- TSMC is already constructing its first foundry in a joint venture with Sony, in Japan
- Japanese chip-making equipment manufacturers in Japan continue to invest heavily in the sector despite global chipmakers cutting down on capex.
Taiwan Semiconductor Manufacturing Co Ltd (TSMC) has reportedly started the construction of a second chip factory in southwestern Japan with an estimated investment of $7.4 billion (1 trillion yen).
Japan’s Nikkan Kogyo newspaper reported the news first.
At its last quarterly earnings call in January, TSMC CEO, CC Wei announced that the company was considering building a second plant in Japan.

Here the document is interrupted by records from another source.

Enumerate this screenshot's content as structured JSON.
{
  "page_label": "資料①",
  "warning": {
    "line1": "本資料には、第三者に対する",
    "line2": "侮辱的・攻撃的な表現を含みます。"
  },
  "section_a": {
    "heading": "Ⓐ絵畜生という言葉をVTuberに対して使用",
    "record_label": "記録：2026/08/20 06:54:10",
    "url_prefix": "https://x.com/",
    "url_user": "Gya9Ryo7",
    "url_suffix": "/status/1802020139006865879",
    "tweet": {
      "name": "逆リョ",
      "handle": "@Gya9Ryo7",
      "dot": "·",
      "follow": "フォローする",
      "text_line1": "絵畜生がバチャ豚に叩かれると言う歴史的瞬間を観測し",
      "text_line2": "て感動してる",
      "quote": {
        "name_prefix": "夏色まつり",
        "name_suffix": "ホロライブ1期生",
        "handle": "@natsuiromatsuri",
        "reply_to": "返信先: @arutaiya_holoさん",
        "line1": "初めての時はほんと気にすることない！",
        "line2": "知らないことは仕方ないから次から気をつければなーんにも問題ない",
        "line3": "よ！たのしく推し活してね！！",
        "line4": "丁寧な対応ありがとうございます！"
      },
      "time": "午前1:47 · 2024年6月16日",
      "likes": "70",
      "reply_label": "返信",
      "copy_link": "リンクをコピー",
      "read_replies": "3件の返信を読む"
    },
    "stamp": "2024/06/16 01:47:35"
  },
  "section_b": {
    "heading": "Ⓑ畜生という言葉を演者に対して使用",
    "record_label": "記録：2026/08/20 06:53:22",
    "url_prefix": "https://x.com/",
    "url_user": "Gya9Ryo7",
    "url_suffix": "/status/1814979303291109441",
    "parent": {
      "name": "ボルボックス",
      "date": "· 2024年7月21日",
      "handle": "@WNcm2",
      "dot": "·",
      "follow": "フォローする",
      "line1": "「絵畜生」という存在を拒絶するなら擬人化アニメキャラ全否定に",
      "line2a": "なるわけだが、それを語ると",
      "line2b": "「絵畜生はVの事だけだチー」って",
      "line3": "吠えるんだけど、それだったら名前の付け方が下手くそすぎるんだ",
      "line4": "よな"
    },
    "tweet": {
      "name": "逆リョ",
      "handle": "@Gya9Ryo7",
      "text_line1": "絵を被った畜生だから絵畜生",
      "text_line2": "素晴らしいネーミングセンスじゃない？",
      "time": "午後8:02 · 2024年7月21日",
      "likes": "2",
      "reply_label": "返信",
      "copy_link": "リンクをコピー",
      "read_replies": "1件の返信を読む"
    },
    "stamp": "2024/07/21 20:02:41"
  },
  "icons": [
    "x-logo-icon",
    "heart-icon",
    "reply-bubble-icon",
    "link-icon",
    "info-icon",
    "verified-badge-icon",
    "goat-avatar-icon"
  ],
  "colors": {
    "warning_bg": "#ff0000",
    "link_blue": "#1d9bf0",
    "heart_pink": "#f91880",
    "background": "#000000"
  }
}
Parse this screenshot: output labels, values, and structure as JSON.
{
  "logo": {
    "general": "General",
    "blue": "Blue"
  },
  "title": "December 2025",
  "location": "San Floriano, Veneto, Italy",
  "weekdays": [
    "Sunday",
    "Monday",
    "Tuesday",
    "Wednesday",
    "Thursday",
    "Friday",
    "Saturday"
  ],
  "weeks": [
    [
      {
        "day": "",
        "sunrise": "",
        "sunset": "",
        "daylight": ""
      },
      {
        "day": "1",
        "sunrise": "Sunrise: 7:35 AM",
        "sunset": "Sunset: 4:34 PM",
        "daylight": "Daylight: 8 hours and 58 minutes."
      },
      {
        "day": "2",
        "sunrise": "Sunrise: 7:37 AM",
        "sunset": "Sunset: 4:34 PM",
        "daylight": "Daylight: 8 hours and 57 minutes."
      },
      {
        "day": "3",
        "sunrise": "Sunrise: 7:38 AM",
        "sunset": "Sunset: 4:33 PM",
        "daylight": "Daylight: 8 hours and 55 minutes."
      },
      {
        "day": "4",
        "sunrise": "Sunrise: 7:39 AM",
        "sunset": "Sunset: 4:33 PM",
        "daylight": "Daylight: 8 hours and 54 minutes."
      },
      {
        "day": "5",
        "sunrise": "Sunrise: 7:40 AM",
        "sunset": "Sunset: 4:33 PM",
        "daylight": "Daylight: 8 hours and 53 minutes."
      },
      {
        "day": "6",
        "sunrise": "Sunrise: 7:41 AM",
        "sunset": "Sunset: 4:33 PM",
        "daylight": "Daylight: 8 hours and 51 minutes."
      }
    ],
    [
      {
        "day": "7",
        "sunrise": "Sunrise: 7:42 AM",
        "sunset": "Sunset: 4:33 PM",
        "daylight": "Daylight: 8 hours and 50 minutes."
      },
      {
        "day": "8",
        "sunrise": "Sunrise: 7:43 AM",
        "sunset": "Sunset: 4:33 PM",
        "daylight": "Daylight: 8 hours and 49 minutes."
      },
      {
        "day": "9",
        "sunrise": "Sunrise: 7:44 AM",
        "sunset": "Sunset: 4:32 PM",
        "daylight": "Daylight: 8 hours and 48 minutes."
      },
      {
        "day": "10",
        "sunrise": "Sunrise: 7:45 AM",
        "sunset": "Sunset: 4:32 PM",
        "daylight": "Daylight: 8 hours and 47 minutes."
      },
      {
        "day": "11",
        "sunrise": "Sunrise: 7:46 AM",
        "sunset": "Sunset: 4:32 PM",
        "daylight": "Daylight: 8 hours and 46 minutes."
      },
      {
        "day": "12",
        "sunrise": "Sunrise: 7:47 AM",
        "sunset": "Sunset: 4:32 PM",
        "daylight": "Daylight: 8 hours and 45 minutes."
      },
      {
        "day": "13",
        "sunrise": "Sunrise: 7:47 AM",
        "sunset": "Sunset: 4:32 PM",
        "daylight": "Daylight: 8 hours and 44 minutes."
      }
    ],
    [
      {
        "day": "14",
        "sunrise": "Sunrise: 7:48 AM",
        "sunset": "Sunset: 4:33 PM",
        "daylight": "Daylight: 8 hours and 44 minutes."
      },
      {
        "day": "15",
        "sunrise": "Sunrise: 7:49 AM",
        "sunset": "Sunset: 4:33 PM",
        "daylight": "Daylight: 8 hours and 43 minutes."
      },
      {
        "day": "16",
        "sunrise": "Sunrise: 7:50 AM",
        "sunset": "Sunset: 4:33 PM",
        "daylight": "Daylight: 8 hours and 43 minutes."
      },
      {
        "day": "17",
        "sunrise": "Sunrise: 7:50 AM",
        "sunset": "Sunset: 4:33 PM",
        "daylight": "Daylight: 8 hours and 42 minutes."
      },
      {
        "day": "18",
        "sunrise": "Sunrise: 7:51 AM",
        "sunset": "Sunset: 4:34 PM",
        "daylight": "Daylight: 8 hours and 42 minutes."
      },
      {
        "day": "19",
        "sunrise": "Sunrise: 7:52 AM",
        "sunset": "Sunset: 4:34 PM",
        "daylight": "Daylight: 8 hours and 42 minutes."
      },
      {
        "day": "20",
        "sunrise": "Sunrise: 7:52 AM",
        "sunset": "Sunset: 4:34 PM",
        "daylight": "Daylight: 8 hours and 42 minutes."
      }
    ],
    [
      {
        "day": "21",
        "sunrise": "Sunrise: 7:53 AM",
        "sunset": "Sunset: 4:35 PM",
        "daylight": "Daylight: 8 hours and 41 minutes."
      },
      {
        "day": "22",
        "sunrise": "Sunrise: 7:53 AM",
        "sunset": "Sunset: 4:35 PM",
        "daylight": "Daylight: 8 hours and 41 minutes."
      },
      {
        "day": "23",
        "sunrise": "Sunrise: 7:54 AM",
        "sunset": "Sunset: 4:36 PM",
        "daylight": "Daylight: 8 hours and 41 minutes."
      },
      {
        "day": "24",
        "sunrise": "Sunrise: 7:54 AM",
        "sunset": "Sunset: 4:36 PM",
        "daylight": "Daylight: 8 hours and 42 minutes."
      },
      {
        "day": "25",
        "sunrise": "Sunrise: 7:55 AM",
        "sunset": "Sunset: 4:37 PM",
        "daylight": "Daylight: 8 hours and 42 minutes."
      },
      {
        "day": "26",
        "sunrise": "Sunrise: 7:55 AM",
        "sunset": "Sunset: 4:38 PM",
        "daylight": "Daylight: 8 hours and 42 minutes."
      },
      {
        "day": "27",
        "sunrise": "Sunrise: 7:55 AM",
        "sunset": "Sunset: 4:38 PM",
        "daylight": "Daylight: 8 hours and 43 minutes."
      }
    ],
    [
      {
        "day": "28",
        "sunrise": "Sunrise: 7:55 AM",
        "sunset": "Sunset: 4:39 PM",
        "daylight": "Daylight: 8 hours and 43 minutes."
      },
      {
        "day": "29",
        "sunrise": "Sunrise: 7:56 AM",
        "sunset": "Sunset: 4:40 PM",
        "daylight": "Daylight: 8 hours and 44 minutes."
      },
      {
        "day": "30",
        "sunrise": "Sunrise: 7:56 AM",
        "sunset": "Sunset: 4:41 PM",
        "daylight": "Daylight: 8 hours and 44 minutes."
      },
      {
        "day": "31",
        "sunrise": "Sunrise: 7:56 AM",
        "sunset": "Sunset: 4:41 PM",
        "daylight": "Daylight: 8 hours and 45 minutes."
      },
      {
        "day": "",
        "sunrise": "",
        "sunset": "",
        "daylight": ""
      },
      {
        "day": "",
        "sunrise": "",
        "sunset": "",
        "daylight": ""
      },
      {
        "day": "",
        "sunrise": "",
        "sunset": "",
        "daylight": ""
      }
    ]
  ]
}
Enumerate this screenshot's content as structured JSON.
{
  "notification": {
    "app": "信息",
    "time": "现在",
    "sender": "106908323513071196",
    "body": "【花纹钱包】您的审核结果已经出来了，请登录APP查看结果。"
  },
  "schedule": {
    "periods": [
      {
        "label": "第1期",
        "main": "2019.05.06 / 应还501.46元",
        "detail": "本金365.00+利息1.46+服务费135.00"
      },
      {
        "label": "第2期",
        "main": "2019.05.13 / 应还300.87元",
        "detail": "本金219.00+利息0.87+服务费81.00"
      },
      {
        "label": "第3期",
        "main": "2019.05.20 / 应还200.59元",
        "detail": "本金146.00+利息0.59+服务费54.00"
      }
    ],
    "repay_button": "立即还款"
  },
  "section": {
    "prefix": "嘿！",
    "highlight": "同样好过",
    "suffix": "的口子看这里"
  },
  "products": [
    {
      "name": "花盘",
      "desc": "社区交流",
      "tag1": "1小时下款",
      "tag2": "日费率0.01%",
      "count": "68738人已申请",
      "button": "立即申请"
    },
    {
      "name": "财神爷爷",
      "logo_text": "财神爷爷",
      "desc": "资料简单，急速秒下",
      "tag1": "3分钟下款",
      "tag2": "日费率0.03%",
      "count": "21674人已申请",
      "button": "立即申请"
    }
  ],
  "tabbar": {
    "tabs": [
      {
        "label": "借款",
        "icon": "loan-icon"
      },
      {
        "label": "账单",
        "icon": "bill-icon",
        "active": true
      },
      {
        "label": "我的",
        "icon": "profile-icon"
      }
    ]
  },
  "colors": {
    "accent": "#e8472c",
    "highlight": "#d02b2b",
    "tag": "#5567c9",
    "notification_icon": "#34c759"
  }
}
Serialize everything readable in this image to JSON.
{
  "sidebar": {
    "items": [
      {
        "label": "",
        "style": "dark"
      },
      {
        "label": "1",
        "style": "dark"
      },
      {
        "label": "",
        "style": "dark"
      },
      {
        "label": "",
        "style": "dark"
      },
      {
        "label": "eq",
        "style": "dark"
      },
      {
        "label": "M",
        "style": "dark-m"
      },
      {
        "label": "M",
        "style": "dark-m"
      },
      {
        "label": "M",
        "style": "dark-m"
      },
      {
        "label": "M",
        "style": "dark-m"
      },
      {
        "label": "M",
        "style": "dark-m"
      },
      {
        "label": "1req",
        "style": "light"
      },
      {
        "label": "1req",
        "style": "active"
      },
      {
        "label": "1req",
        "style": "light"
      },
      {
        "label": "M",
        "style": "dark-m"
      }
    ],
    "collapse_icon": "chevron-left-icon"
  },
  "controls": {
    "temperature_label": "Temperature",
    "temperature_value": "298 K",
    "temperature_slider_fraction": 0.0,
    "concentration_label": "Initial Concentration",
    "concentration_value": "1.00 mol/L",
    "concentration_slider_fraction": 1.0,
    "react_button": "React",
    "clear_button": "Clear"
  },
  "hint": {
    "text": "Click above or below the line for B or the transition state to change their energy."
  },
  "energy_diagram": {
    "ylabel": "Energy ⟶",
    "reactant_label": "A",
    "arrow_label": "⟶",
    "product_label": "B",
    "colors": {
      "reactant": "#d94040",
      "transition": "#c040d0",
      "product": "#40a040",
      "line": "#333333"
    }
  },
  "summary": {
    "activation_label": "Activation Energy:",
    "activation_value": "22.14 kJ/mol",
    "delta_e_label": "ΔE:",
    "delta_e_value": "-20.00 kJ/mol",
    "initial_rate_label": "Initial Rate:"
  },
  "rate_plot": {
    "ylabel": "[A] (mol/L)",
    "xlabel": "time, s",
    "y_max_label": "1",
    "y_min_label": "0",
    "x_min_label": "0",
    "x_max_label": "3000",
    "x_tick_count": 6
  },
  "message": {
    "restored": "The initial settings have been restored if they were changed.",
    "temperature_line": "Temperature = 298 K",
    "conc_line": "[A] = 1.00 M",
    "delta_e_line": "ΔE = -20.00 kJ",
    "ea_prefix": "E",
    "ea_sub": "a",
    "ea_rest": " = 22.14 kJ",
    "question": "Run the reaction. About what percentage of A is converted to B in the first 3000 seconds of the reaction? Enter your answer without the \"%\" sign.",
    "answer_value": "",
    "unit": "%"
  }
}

The company did not elaborate on the statement.
Wei had then said that another Japan operation would be under consideration as long as “demand from customers and the level of government support makes sense.” He had reiterated the comments at other news conferences as well.
TSMC is already constructing its first foundry in Japan in Kumamoto Prefecture, on Kyushu island. The foundry will begin the production of 12 and 16-nanometre semiconductors next year.
TSMC’s project is a joint venture with Sony worth $8.6 billion (1.1 trillion yen).
While chip manufacturers around the world are scaling back on capital expenditure amid a global economic slowdown, chip-making equipment manufacturers in Japan have remained largely bullish and continue to build factories and bolster investment in the sector.
Last year Kyocera, a Kyoto-headquartered electronics manufacturer, announced that they will expand investment in semiconductor-related production, while V Technology, which designs machinery for the chip industry, opened a new factory and research centre in Yokosuka, Kanagawa Prefecture.
The Japanese central government is actively encouraging its domestic semiconductor companies to expand overseas. In November 2021, officials announced an aim to increase their annual semiconductor revenue to more than $114 billion (13 trillion yen) by 2030.